COLLABORATIVE LAW: THE NEW PROVEN FORM OF DISPUTE RESOLUTION
The collaborative law process is the most innovative method of settling legal issues. It is often been called "cooperative law," and may very well be the best way to resolve a legal matter, especially when the future of your business is at stake. All types of busines issues — competition, real estate, bancruptcy, consumer protection, corporate matters and trademark disputes, to name a few, can be resolved through the collaborative law process.
Collaborative law is based on a simple fact: 95-97% of all separation and divorce cases settle before trial. So several years ago, some family litigation lawyers in Minnesota asked, ‘since the overwhelming odds are that the divorce case is going to settle anyway, why should lawyers act as if they are going to litigate the case, when the case will almost certainly settle before trial? Why not deal with your case in a realistic manner, so that the lawyers conduct your case in a civilized manner, negotiating from the start rather than sending letters, pleadings. discovery and motions back and forth through litigation? Why not save the clients' time, money and heartache by entering the case with the goal of helping the parties to settle, rather than with the fiction that a judge will actually hear the case?’
In the collaborative law process, you make the decisions without relying on a judge or arbitrator to make the decisions for you. On the other hand, unlike the mediation process the negotiations take place with either the lawyers or divorce coaches present, thereby providing more direct support to the parties as the negotiations are conducted. In Collaborative Law, you hire an attorney specially trained in the art of negotiation and who understands the shift between being a negotiation attorney and a litigation advocate. There are oftentimes also specially trained “divorce coaches” and a financial advisor involved the process.
The approach from beginning to end is different in a collaborative law case. In the beginning, the parties and attorneys sign an agreement that the attorneys cannot litigate the case for the parties, so if it is not successfully resolved in negotiations the parties will have to hire new attorneys. Collaborative law is a process designed for negotiation, not for litigation. There is no formal discovery, motions or trial.
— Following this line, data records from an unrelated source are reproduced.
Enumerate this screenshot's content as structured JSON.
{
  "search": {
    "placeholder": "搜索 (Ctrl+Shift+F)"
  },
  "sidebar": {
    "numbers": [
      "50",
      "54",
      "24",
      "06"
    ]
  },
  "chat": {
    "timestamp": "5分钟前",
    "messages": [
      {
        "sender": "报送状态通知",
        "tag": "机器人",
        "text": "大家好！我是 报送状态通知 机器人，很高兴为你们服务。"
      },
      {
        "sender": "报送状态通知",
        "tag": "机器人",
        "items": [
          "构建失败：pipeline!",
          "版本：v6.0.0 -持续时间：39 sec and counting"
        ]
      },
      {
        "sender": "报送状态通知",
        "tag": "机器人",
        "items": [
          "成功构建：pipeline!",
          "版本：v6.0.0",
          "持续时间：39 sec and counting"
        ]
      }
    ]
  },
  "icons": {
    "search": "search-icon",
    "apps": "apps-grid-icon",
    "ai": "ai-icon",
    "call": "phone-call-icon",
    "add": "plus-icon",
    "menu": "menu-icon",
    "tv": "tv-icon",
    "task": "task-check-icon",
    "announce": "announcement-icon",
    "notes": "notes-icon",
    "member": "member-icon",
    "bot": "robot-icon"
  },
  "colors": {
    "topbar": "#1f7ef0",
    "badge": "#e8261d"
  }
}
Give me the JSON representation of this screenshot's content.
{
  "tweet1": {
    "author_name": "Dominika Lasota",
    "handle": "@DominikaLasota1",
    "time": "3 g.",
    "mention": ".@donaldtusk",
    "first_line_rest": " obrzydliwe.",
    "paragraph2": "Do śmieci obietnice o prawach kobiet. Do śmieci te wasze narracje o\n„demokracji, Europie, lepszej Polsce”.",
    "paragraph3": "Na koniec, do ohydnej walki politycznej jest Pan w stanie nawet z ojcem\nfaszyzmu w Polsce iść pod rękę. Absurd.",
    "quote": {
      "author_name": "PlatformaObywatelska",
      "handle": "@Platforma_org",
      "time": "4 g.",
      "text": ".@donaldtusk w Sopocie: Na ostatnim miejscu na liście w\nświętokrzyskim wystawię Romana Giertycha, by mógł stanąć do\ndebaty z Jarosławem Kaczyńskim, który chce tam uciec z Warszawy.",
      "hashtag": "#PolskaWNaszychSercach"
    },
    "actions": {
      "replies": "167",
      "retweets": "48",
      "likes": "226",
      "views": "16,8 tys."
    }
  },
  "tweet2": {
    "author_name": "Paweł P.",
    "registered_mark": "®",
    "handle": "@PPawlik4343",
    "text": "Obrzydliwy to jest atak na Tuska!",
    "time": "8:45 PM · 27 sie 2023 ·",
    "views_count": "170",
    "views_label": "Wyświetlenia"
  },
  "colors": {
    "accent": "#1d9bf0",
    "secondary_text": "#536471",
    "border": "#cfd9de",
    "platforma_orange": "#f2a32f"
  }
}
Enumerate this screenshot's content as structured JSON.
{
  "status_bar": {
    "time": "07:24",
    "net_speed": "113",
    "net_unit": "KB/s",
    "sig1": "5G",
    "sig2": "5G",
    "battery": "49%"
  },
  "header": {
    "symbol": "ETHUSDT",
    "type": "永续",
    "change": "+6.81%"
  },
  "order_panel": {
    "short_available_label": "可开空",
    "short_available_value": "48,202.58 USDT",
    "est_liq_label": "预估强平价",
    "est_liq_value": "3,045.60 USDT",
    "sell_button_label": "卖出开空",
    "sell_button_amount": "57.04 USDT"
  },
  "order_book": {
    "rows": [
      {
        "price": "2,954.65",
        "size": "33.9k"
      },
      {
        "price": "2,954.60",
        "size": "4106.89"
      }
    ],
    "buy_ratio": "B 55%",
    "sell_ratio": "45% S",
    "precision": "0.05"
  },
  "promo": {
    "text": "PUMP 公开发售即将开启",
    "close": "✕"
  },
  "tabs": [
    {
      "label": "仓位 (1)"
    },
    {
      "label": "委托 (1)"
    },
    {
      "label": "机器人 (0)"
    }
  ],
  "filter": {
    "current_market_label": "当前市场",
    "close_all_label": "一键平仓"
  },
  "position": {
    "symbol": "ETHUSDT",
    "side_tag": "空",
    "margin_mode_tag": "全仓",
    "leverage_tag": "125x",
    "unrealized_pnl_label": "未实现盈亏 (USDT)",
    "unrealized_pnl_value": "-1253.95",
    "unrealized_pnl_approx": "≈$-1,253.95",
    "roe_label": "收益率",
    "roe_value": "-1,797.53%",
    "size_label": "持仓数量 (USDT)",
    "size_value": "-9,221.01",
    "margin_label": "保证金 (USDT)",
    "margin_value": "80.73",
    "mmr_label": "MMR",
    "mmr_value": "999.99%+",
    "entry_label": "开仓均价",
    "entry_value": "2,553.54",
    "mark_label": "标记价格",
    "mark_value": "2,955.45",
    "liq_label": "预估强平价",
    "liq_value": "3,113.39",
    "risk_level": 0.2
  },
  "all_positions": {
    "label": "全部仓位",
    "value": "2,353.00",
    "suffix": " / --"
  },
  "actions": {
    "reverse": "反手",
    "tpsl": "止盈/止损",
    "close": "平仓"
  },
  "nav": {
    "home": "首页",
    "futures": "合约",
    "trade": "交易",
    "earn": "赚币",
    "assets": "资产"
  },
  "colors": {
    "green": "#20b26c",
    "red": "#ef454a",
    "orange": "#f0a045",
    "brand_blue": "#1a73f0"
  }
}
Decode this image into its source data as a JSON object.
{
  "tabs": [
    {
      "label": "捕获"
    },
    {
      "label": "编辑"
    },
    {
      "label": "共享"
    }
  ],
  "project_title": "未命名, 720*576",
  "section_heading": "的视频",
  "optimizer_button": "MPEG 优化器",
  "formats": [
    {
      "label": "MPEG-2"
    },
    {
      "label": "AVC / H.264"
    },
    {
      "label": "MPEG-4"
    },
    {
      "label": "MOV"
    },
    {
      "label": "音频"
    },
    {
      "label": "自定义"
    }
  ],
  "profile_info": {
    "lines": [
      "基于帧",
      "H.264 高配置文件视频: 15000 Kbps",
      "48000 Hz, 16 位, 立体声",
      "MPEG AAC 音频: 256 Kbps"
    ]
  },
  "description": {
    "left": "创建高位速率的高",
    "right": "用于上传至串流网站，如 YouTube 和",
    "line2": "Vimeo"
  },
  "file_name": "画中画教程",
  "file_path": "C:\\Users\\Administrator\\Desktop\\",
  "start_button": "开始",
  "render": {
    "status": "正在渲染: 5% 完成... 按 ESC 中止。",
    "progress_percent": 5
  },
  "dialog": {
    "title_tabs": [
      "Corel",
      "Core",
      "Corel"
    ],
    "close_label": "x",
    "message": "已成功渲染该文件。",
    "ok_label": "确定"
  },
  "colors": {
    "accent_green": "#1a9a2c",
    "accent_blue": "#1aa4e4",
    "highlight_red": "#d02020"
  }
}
In the Collaborative Law process, the parties usually meet with the lawyers in conferences, with the expectation that there will be cooperation, openness and honesty (with the expectation of verification). As one Collaborative Law group wrote:
“Collaborative Law requires each party and each attorney to take a reasoned position on all issues. Where such positions differ, all participants use their best efforts to create proposals that meet the fundamental needs of both parties and, if necessary, to compromise to reach a settlement of all issues.”
Courtesy of the South Texas Collaborative Family Law Group
If the parties cannot resolve the dispute, then the collaborative law attorneys must withdraw from the case—they cannot represent a party in the collaborative law process and then in a contested court proceeding. If the collaborative law negotiations fail, and the parties want a trial, then they have to incur the additional expense of hiring and familiarizing a new litigation lawyer about the case.
In a “pure” collaborative law case, you must agree that the collaborative attorney will not represent you in a contested court proceeding if the negotiations fail. However, Bob has successfully represented clients in “collaborative style” (sometimes called “cooperative style” cases), where the parties agreed to follow the collaborative law principles without agreeing to the attorney disqualification statement.
No, collaborative law requires that both parties’ lawyers be specially trained in the collaborative law process. Bob Baum was one of the first attorney’s in Maryland to be trained in collaborative law and is a leader in the collaborative law movement (see biography). While collaborative law is used widely in Canada, Europe and parts of the United States (particularly Massachusetts, California and Texas), there are probably less than two hundred collaboratively trained lawyers in Maryland. There are even fewer collaboratively trained consultants such as financial planners, real estate (mortgage) consultants and therapists. Yet the collaborative law process requires that there be two collaboratively trained attorneys in the case, and that they find the appropriate consultants to bring into the case if necessary.
If you choose to go the collaborative law route, and your spouse or partner is unrepresented, then Bob will write to him or her, explain what collaborative law is and provide your spouse or partner with a list of collaboratively trained lawyers he or she can consult if the collaborative process interests him/her.
There are several excellent website to consult, especially:
The largest international collaborative law group, the International Association of Collaborative Professionals,
The Statewide Maryland collaborative professionals group (of which Bob was a founder and board member) is
The largest Montgomery County collaborative law group, (which Bob also helped establish and served on the Board) is